DATA PROVIDED START

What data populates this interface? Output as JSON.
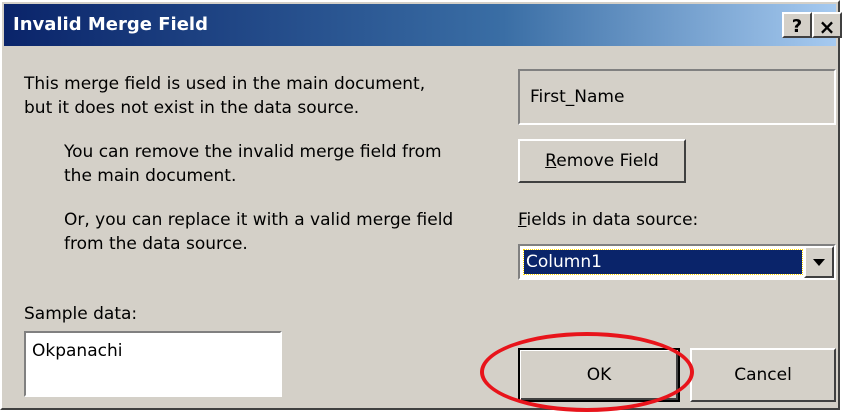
{
  "dialog": {
    "title": "Invalid Merge Field",
    "help_button": "?",
    "close_button": "×"
  },
  "messages": {
    "line1": "This merge field is used in the main document,",
    "line2": "but it does not exist in the data source.",
    "remove_line1": "You can remove the invalid merge field from",
    "remove_line2": "the main document.",
    "replace_line1": "Or, you can replace it with a valid merge field",
    "replace_line2": "from the data source."
  },
  "field": {
    "name": "First_Name"
  },
  "remove_button": {
    "accel": "R",
    "rest": "emove Field"
  },
  "fields_in_source": {
    "label_accel": "F",
    "label_rest": "ields in data source:",
    "selected": "Column1"
  },
  "sample": {
    "label": "Sample data:",
    "value": "Okpanachi"
  },
  "buttons": {
    "ok": "OK",
    "cancel": "Cancel"
  },
  "annotation": {
    "color": "#e8141b",
    "target": "OK"
  }
}
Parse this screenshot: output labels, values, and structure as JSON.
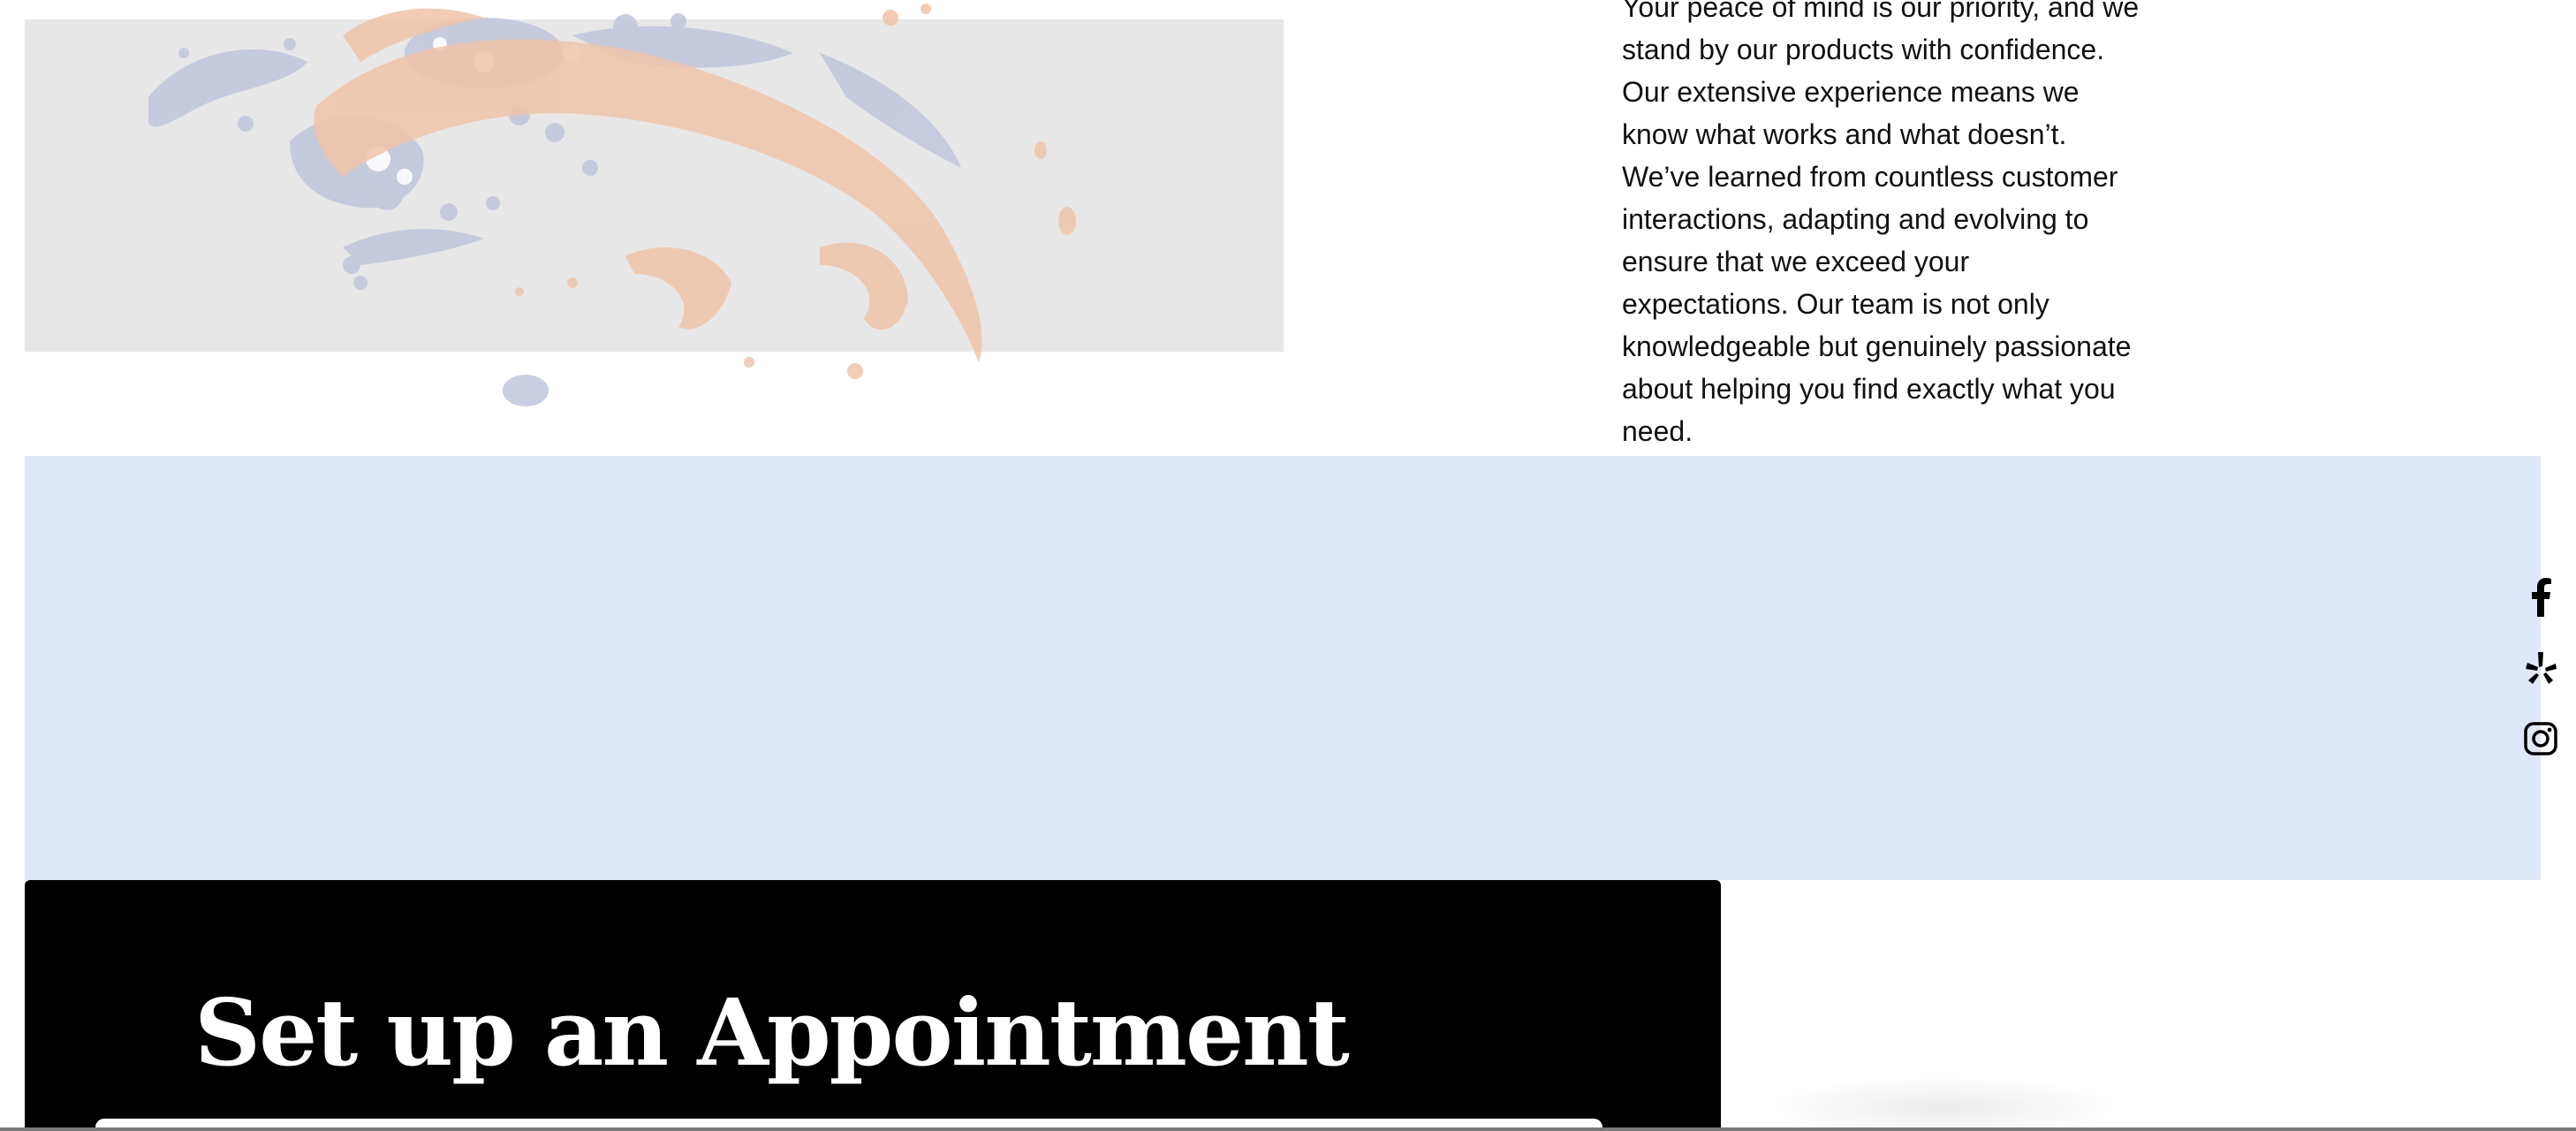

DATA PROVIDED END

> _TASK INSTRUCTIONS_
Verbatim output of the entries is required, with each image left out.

> _EXERCISE RESPONSE_
What data populates this interface? Output as JSON.
{
  "dialog": {
    "title": "Invalid Merge Field",
    "help_button": "?",
    "close_button": "×"
  },
  "messages": {
    "line1": "This merge field is used in the main document,",
    "line2": "but it does not exist in the data source.",
    "remove_line1": "You can remove the invalid merge field from",
    "remove_line2": "the main document.",
    "replace_line1": "Or, you can replace it with a valid merge field",
    "replace_line2": "from the data source."
  },
  "field": {
    "name": "First_Name"
  },
  "remove_button": {
    "accel": "R",
    "rest": "emove Field"
  },
  "fields_in_source": {
    "label_accel": "F",
    "label_rest": "ields in data source:",
    "selected": "Column1"
  },
  "sample": {
    "label": "Sample data:",
    "value": "Okpanachi"
  },
  "buttons": {
    "ok": "OK",
    "cancel": "Cancel"
  },
  "annotation": {
    "color": "#e8141b",
    "target": "OK"
  }
}
Parse this screenshot: output labels, values, and structure as JSON.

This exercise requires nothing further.